LOS ANGELES • To understand how Andrew Garfield successfully made the leap from Spider- Man to holy man, it is helpful to know that when he was eight, his hero was Mahatma Gandhi.
And that one of his life goals at the time was to seek out the schoolyard bully and envelop him in a warm embrace.
"He was a brilliant terror, kind of like a mini-dictator," he recalled during a recent interview. "My first impulse was to give him a hug and a kiss and tell him he was all right, and that he didn't have to behave that way."
After a few hours of conversation with Garfield, it was evident that he sees many things deeply.
This attribute was integral to his landing starring roles in two meaty movies that are receiving awards attention this season.
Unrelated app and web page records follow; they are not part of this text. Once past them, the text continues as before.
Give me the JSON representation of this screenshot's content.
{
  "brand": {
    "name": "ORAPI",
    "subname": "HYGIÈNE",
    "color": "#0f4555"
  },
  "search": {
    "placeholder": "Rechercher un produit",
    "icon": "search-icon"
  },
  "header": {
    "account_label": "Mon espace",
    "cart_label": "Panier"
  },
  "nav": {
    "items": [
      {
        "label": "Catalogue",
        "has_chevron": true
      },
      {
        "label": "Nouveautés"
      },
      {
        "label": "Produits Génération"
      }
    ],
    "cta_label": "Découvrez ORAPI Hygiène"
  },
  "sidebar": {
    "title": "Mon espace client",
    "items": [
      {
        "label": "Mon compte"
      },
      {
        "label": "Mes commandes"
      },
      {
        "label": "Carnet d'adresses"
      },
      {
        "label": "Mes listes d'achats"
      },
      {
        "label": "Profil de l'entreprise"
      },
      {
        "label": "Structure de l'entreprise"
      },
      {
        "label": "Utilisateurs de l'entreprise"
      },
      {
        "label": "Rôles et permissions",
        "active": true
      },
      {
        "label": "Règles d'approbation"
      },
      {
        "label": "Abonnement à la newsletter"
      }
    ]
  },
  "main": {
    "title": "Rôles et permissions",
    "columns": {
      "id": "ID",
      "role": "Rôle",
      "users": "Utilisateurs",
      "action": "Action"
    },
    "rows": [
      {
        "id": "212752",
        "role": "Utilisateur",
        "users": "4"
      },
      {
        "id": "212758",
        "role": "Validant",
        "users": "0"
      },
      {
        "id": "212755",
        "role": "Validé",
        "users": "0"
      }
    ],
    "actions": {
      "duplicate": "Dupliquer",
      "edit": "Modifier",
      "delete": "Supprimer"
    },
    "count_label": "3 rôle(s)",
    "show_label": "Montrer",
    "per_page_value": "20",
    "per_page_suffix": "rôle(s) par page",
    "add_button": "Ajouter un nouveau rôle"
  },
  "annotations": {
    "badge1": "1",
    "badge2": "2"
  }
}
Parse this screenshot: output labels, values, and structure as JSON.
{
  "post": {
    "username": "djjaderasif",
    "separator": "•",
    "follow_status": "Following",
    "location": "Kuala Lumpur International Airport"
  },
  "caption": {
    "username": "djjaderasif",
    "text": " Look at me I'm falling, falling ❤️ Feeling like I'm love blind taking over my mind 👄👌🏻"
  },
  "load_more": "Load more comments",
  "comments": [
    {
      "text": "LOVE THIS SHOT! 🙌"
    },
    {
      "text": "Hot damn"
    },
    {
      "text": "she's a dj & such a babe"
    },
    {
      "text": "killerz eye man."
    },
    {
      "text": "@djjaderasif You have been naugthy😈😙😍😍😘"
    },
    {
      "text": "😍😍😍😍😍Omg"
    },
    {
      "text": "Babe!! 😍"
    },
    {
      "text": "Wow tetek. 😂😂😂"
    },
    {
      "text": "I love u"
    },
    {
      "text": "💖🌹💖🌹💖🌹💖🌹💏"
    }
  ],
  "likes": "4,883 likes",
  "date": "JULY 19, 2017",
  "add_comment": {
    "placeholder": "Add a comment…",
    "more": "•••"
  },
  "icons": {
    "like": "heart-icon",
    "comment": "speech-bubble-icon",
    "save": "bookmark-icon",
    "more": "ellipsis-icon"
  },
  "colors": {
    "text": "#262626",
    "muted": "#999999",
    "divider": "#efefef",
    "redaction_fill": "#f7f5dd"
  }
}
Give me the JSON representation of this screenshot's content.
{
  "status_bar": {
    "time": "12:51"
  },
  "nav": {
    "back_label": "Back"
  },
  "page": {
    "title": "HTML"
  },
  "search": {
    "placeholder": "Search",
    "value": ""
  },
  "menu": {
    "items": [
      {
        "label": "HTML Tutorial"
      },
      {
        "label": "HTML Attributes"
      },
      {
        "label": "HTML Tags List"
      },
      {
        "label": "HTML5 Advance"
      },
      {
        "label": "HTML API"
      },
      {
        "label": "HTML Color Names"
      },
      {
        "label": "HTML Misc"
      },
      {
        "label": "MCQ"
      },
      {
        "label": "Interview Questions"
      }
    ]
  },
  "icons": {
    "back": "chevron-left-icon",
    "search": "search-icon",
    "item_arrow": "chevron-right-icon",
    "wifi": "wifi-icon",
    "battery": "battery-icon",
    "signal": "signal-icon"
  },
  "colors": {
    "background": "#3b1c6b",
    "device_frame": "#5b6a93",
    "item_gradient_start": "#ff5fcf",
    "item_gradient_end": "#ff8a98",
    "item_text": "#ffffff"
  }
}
The first is Mel Gibson's Hacksaw Ridge, about Desmond T. Doss, a real-life World War II hero, a Seventh- day Adventist and conscientious objector who refused to carry weaponry. The part has landed Garfield his second Golden Globe nomination.
The other is Martin Scorsese's long-awaited Silence, in which he plays a 17th-century Jesuit priest, Sebastien Rodrigues, on a mission in hostile Japan.
Both directors said Garfield possessed a moral conviction necessary for playing their protagonists, each of whom happen to be devout and forced to face down Japanese antagonists.
Garfield, 33, said he could not have done Hacksaw were it not for the intensive preparation he underwent for Silence.
For the Scorsese film, which was produced first, but released second, he spent a year under the tutelage of the Jesuit priest and author Father James Martin, praying, fasting and using a small rented West Village apartment as a quasi-monastic retreat. "I got not only a theological education, but also a deep spiritually transformative experience," Garfield said.
Lithe and nimble - not for nothing was he Spider-Man - and as finely tuned as a whippet, Garfield came across as a friendly, engaged presence, with a crackling intelligence that Gibson described as "through the roof".
Garfield met to chat at the Sunset Marquis in West Hollywood; he was in production for the coming noir thriller, Under The Silver Lake.
His casting as the webbed crusader for The Amazing Spider- Man (2012) and subsequent romance with co-star Emma Stone had catapulted him to wider fame, which he dreaded when he took the Peter Parker role.
Spider-Man had always been Garfield's favourite superhero and he said he adored the character and could not say no, even though being in such a spotlight made him cringe.
In 2015, when it was announced that another actor would be playing Spider-Man, he found himself relieved: He wanted to continue working on himself as an actor, which is not easy in a franchise.
"It's a money-making exercise and I don't know if I'm criticising that," he said. "I'm trying not to judge that."
But he had already been spreading his wings.
In 2012, he earned a Tony nomination for his performance as Biff in Broadway's Death Of A Salesman, starring Philip Seymour Hoffman and directed by Mike Nichols. The performance was recommended to Scorsese.
In 2013, while Garfield was in the middle of The Amazing Spider-Man 2, he found himself in an audition with Scorsese that would leave the director thrilled.
"I felt the film come alive at that point," Scorsese wrote in an e-mail. "Andrew let me know right away that he had to go deep into the role and that it had to take time - he had to live it."
The production was in 2015. Shortly after Garfield returned, he read the script for Hacksaw Ridge. It was positioned as a comeback for Gibson, who had been disgraced a decade earlier for drunkenly spewing anti-Semitic epithets.
Garfield said he read the script, wept - Doss had single-handedly rescued 75 men from a brutal battleground in Japan - and that any hesitation he might have had vanished after he asked Gibson about the controversy head-on.
Garfield is also starring in a revival of Angels In America in the West End. But his immediate future is being dictated by awards - his work in Hacksaw also landed a Screen Actors Guild award.
He will be back on red carpets, schmoozing again, a reluctant cog in the Hollywood machine.
•Hacksaw Ridge opens in Singapore on Jan 19. Silence opens on Feb 16.